→ AIM OF THE EXERCISE
Return the records exactly, with nothing added.

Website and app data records
○ ○ ○ ○ ○ ○ ○

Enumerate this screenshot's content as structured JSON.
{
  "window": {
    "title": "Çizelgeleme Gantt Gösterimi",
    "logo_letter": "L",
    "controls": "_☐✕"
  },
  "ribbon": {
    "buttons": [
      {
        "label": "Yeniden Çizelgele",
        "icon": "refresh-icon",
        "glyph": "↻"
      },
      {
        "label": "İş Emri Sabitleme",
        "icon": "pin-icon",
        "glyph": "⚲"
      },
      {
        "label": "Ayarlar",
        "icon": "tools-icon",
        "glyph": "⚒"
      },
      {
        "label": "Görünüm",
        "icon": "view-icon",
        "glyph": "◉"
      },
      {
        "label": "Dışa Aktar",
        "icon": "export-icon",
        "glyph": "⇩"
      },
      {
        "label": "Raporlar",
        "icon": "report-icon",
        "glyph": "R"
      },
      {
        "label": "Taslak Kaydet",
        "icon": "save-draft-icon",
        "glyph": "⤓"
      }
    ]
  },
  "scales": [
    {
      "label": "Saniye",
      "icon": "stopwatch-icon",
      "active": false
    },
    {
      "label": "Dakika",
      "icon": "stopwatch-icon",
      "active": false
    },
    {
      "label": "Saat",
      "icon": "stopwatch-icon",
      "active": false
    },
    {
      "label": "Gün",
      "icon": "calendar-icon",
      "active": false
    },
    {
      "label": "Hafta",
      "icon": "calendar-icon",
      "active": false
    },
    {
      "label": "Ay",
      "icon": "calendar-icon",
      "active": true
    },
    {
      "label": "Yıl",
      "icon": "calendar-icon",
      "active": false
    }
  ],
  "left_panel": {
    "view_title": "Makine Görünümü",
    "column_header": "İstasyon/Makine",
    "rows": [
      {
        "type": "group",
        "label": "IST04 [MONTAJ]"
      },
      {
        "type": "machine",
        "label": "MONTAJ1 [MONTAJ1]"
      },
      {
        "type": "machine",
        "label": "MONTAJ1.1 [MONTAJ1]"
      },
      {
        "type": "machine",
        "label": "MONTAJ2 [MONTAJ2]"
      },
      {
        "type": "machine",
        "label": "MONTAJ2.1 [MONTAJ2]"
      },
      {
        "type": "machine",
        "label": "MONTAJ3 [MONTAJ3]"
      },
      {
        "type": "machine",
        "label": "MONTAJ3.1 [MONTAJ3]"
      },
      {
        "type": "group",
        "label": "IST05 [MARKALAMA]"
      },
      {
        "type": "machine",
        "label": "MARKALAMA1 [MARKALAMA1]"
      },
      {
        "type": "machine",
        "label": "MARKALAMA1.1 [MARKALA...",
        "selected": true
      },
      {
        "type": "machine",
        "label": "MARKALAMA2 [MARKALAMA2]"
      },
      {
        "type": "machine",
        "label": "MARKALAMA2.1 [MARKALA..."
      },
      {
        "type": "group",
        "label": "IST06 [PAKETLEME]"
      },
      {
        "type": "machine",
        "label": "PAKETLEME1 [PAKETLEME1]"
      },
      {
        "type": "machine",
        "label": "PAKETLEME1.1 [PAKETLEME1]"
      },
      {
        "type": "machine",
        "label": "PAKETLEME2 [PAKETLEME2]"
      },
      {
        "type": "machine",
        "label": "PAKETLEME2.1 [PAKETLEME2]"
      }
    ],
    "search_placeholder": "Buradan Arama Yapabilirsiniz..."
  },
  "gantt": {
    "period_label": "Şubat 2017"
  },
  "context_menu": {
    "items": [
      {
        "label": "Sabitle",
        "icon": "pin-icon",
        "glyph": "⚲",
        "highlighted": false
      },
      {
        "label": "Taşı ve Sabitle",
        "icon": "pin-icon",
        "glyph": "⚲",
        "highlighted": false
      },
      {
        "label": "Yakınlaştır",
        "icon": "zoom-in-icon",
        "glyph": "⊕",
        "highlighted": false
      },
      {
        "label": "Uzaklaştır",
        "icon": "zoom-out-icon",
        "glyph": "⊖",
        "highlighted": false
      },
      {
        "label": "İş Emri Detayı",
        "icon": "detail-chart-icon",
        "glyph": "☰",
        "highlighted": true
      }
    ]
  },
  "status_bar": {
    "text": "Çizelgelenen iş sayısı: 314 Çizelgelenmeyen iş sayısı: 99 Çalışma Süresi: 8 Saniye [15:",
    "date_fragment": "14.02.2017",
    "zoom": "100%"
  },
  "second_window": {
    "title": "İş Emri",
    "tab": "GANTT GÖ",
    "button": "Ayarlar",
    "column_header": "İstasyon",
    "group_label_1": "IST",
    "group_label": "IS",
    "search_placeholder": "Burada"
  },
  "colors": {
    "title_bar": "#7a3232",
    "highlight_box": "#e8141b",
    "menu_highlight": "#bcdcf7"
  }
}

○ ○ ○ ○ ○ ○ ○

→ RESPONSE BOX
Enumerate this screenshot's content as structured JSON.
{
  "window": {
    "title": "Çizelgeleme Gantt Gösterimi",
    "logo_letter": "L",
    "controls": "_☐✕"
  },
  "ribbon": {
    "buttons": [
      {
        "label": "Yeniden Çizelgele",
        "icon": "refresh-icon",
        "glyph": "↻"
      },
      {
        "label": "İş Emri Sabitleme",
        "icon": "pin-icon",
        "glyph": "⚲"
      },
      {
        "label": "Ayarlar",
        "icon": "tools-icon",
        "glyph": "⚒"
      },
      {
        "label": "Görünüm",
        "icon": "view-icon",
        "glyph": "◉"
      },
      {
        "label": "Dışa Aktar",
        "icon": "export-icon",
        "glyph": "⇩"
      },
      {
        "label": "Raporlar",
        "icon": "report-icon",
        "glyph": "R"
      },
      {
        "label": "Taslak Kaydet",
        "icon": "save-draft-icon",
        "glyph": "⤓"
      }
    ]
  },
  "scales": [
    {
      "label": "Saniye",
      "icon": "stopwatch-icon",
      "active": false
    },
    {
      "label": "Dakika",
      "icon": "stopwatch-icon",
      "active": false
    },
    {
      "label": "Saat",
      "icon": "stopwatch-icon",
      "active": false
    },
    {
      "label": "Gün",
      "icon": "calendar-icon",
      "active": false
    },
    {
      "label": "Hafta",
      "icon": "calendar-icon",
      "active": false
    },
    {
      "label": "Ay",
      "icon": "calendar-icon",
      "active": true
    },
    {
      "label": "Yıl",
      "icon": "calendar-icon",
      "active": false
    }
  ],
  "left_panel": {
    "view_title": "Makine Görünümü",
    "column_header": "İstasyon/Makine",
    "rows": [
      {
        "type": "group",
        "label": "IST04 [MONTAJ]"
      },
      {
        "type": "machine",
        "label": "MONTAJ1 [MONTAJ1]"
      },
      {
        "type": "machine",
        "label": "MONTAJ1.1 [MONTAJ1]"
      },
      {
        "type": "machine",
        "label": "MONTAJ2 [MONTAJ2]"
      },
      {
        "type": "machine",
        "label": "MONTAJ2.1 [MONTAJ2]"
      },
      {
        "type": "machine",
        "label": "MONTAJ3 [MONTAJ3]"
      },
      {
        "type": "machine",
        "label": "MONTAJ3.1 [MONTAJ3]"
      },
      {
        "type": "group",
        "label": "IST05 [MARKALAMA]"
      },
      {
        "type": "machine",
        "label": "MARKALAMA1 [MARKALAMA1]"
      },
      {
        "type": "machine",
        "label": "MARKALAMA1.1 [MARKALA...",
        "selected": true
      },
      {
        "type": "machine",
        "label": "MARKALAMA2 [MARKALAMA2]"
      },
      {
        "type": "machine",
        "label": "MARKALAMA2.1 [MARKALA..."
      },
      {
        "type": "group",
        "label": "IST06 [PAKETLEME]"
      },
      {
        "type": "machine",
        "label": "PAKETLEME1 [PAKETLEME1]"
      },
      {
        "type": "machine",
        "label": "PAKETLEME1.1 [PAKETLEME1]"
      },
      {
        "type": "machine",
        "label": "PAKETLEME2 [PAKETLEME2]"
      },
      {
        "type": "machine",
        "label": "PAKETLEME2.1 [PAKETLEME2]"
      }
    ],
    "search_placeholder": "Buradan Arama Yapabilirsiniz..."
  },
  "gantt": {
    "period_label": "Şubat 2017"
  },
  "context_menu": {
    "items": [
      {
        "label": "Sabitle",
        "icon": "pin-icon",
        "glyph": "⚲",
        "highlighted": false
      },
      {
        "label": "Taşı ve Sabitle",
        "icon": "pin-icon",
        "glyph": "⚲",
        "highlighted": false
      },
      {
        "label": "Yakınlaştır",
        "icon": "zoom-in-icon",
        "glyph": "⊕",
        "highlighted": false
      },
      {
        "label": "Uzaklaştır",
        "icon": "zoom-out-icon",
        "glyph": "⊖",
        "highlighted": false
      },
      {
        "label": "İş Emri Detayı",
        "icon": "detail-chart-icon",
        "glyph": "☰",
        "highlighted": true
      }
    ]
  },
  "status_bar": {
    "text": "Çizelgelenen iş sayısı: 314 Çizelgelenmeyen iş sayısı: 99 Çalışma Süresi: 8 Saniye [15:",
    "date_fragment": "14.02.2017",
    "zoom": "100%"
  },
  "second_window": {
    "title": "İş Emri",
    "tab": "GANTT GÖ",
    "button": "Ayarlar",
    "column_header": "İstasyon",
    "group_label_1": "IST",
    "group_label": "IS",
    "search_placeholder": "Burada"
  },
  "colors": {
    "title_bar": "#7a3232",
    "highlight_box": "#e8141b",
    "menu_highlight": "#bcdcf7"
  }
}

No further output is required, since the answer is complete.